- DIRECTIONS FOR THIS TASK:
Go through the entries below and give the number of lines that have the string "true", and only that.

(Data records for software interfaces)
/---

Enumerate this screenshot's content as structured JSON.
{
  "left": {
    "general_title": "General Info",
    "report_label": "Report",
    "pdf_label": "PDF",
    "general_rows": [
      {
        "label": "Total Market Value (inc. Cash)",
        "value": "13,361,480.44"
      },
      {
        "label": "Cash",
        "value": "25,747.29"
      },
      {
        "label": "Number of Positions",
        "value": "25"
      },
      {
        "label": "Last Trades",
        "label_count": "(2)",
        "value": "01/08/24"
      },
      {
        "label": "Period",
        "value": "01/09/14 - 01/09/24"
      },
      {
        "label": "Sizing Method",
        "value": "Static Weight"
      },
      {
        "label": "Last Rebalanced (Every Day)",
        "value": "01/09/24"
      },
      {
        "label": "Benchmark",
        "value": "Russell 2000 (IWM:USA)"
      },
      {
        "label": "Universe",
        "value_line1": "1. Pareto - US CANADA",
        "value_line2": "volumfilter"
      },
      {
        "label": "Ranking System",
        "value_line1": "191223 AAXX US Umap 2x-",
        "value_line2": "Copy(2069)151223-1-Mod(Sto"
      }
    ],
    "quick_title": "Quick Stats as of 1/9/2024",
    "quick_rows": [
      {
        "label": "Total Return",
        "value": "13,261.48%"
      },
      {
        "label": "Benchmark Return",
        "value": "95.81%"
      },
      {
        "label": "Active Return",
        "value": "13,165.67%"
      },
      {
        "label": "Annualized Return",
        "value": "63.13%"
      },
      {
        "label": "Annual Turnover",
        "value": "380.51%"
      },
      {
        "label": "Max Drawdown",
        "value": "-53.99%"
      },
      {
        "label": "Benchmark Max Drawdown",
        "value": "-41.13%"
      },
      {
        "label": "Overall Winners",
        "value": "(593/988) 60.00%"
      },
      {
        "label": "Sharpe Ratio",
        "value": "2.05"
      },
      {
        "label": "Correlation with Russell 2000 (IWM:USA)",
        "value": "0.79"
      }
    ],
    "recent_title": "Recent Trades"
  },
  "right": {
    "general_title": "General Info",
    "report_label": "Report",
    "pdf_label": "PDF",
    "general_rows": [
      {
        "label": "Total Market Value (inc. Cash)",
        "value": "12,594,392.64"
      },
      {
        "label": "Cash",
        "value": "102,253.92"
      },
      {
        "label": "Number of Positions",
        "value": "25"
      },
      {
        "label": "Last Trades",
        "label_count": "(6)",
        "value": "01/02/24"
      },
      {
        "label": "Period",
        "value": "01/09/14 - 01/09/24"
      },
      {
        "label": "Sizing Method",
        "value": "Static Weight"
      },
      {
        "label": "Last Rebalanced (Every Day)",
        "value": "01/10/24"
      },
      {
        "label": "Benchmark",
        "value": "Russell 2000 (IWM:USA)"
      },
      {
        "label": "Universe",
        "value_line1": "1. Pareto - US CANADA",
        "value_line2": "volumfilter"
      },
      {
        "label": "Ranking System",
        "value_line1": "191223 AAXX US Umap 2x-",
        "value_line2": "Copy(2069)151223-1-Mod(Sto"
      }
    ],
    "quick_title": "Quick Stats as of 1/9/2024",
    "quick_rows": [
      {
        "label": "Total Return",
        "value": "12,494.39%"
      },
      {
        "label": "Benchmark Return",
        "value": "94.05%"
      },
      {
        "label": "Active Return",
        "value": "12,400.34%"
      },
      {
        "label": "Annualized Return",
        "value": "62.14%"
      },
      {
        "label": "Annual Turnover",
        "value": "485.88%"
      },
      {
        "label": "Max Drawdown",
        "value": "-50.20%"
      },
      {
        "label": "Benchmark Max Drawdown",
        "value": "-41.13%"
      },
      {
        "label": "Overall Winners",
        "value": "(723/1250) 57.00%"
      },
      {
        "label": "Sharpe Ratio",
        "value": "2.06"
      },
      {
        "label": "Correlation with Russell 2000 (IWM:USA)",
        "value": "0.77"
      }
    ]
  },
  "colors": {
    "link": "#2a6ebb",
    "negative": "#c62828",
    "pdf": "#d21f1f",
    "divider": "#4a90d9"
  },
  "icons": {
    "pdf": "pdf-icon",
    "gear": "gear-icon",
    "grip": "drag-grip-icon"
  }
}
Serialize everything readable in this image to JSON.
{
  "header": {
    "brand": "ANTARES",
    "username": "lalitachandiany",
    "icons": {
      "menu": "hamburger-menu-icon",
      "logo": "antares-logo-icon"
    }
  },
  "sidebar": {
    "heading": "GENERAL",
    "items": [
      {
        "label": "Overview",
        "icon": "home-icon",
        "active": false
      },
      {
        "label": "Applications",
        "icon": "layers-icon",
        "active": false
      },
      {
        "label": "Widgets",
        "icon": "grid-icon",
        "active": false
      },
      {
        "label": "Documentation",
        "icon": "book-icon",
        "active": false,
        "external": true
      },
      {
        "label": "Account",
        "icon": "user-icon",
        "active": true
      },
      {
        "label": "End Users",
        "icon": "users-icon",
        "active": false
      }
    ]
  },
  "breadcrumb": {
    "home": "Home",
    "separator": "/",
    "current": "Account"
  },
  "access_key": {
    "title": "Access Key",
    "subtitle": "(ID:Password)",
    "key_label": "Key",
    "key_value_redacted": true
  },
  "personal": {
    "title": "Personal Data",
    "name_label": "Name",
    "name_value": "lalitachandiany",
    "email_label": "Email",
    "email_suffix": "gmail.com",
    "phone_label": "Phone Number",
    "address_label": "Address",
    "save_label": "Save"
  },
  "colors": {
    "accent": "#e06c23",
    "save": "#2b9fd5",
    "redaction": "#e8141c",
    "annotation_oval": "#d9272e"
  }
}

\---

- RESULT OF THIS EXERCISE:
3